  • blair villanueva

    OMG this is a perfect guide! We are going to Bohol this weekend and still searching what activities and places to visit aside from spending time in the beach. I would love to visit the tarsiers sanctuary and watch those butterflies!

  • Manjulika Pramod

    This is a very thoughtful post and as travelers we should all think of traveling responsibly. Every little contribution matters. Yes, we must find out about the places before visiting them, especially if they are related to animal management. Your reasons were very convincing.
    I had never heard of a place called Bohol. It was good to know about it.

  • Ami Bhat

    This is a lovely place to experience unique animals and nature. Caves and snorkeling are two of my favorites. And the Tarsier Trail sounds perfect to look for these elusive creatures. They sure look so so cute. Good that you shared about which one of the viewings is more ethical

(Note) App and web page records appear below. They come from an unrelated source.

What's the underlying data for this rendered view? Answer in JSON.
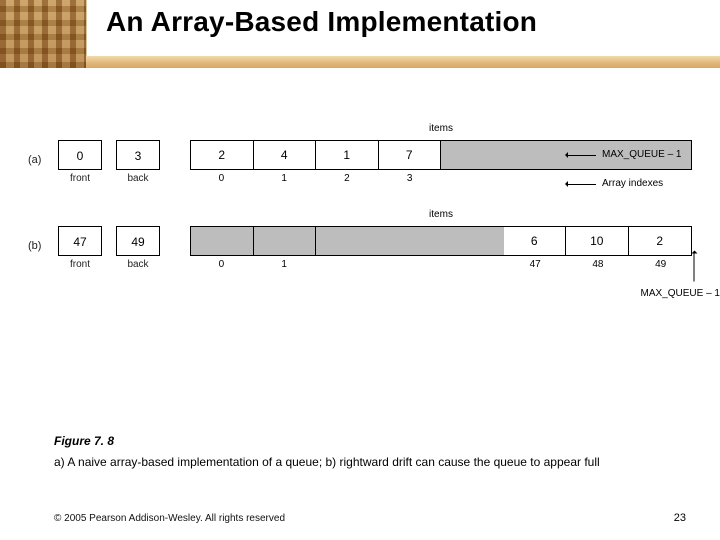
{
  "title": "An Array-Based Implementation",
  "labels": {
    "items": "items",
    "front": "front",
    "back": "back",
    "arrayIndexes": "Array indexes",
    "maxQueue": "MAX_QUEUE – 1"
  },
  "rowA": {
    "tag": "(a)",
    "front": "0",
    "back": "3",
    "cells": [
      "2",
      "4",
      "1",
      "7",
      "",
      "",
      "",
      ""
    ],
    "empty": [
      false,
      false,
      false,
      false,
      true,
      true,
      true,
      true
    ],
    "noborder": [
      false,
      false,
      false,
      false,
      true,
      true,
      true,
      false
    ],
    "idx": [
      "0",
      "1",
      "2",
      "3",
      "",
      "",
      "",
      ""
    ]
  },
  "rowB": {
    "tag": "(b)",
    "front": "47",
    "back": "49",
    "cells": [
      "",
      "",
      "",
      "",
      "",
      "6",
      "10",
      "2"
    ],
    "empty": [
      true,
      true,
      true,
      true,
      true,
      false,
      false,
      false
    ],
    "noborder": [
      false,
      false,
      true,
      true,
      true,
      false,
      false,
      false
    ],
    "idx": [
      "0",
      "1",
      "",
      "",
      "",
      "47",
      "48",
      "49"
    ]
  },
  "caption": {
    "num": "Figure 7. 8",
    "text": "a) A naive array-based implementation of a queue; b) rightward drift can cause the queue to appear full"
  },
  "footer": "© 2005 Pearson Addison-Wesley. All rights reserved",
  "page": "23",
  "chart_data": [
    {
      "type": "table",
      "title": "Naive array-based queue state (a)",
      "front": 0,
      "back": 3,
      "indexes": [
        0,
        1,
        2,
        3
      ],
      "values": [
        2,
        4,
        1,
        7
      ],
      "capacity_hint": "MAX_QUEUE – 1"
    },
    {
      "type": "table",
      "title": "Rightward-drift queue state (b)",
      "front": 47,
      "back": 49,
      "indexes": [
        47,
        48,
        49
      ],
      "values": [
        6,
        10,
        2
      ],
      "capacity_hint": "MAX_QUEUE – 1"
    }
  ]
}
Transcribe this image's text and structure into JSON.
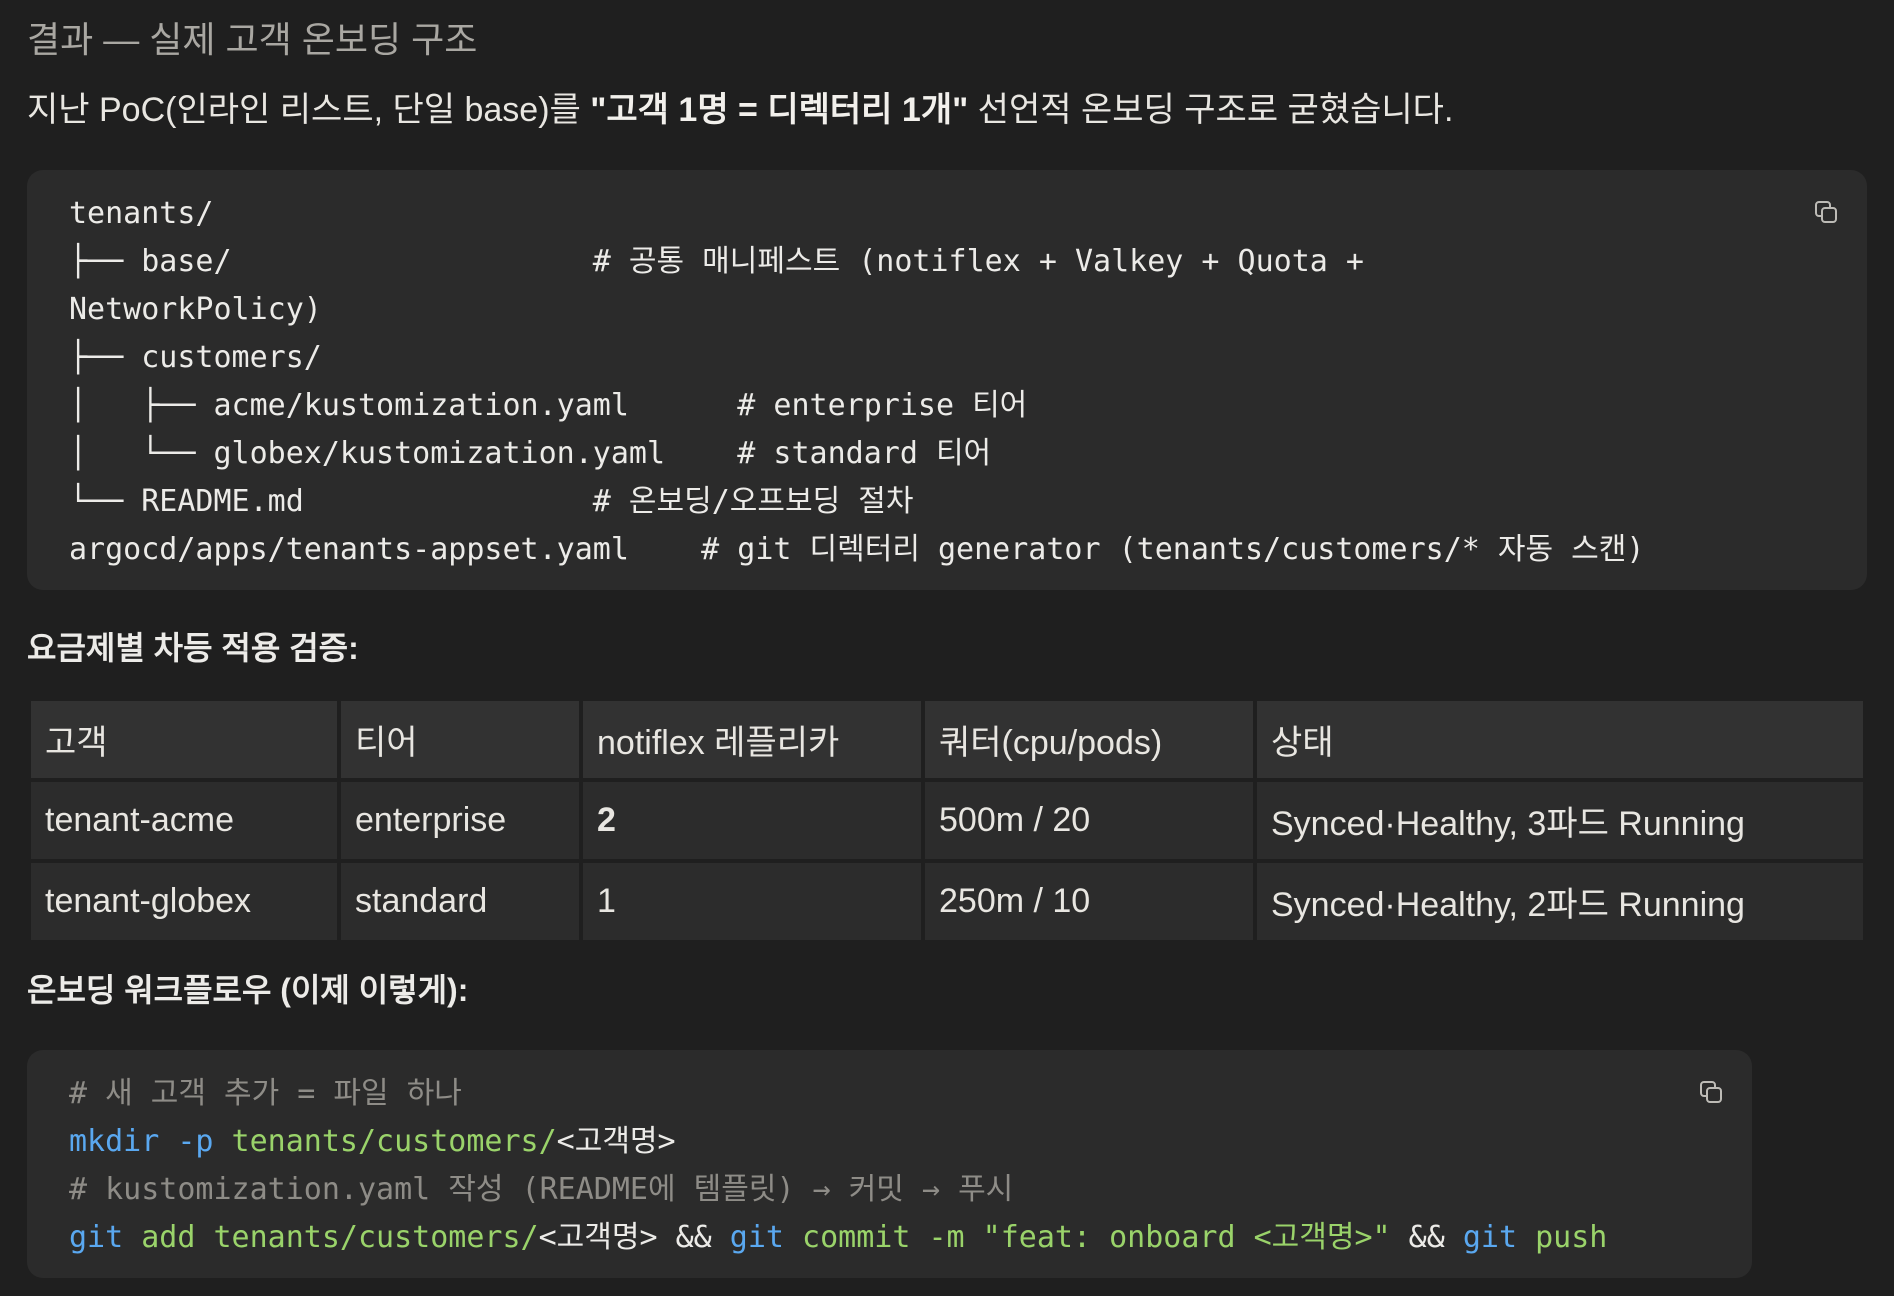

  • Clarice

    Bohol is actually one of my favorite places here in the Philippines. In fact, we’ll be there next week but just in Panglao. I love how they kept the place sustainable despite the influx of tourists. Hope they get to keep Bohol that way in the next 100 years or so.

  • Bhushavali

    As I always say, Philippines is blessed abundantly by Mother Nature. Bohol is no exception. The natural beauty of your country needs to be taken care of. So, I’m happy to read your take on responsible tourism.
    It’s sad that someone needs to guard the Tarsiers from tourists. It’s really hard for the government to find the mid-point between protecting the animals and making some revenue from tourism.
    I do hope we humans grow some senses…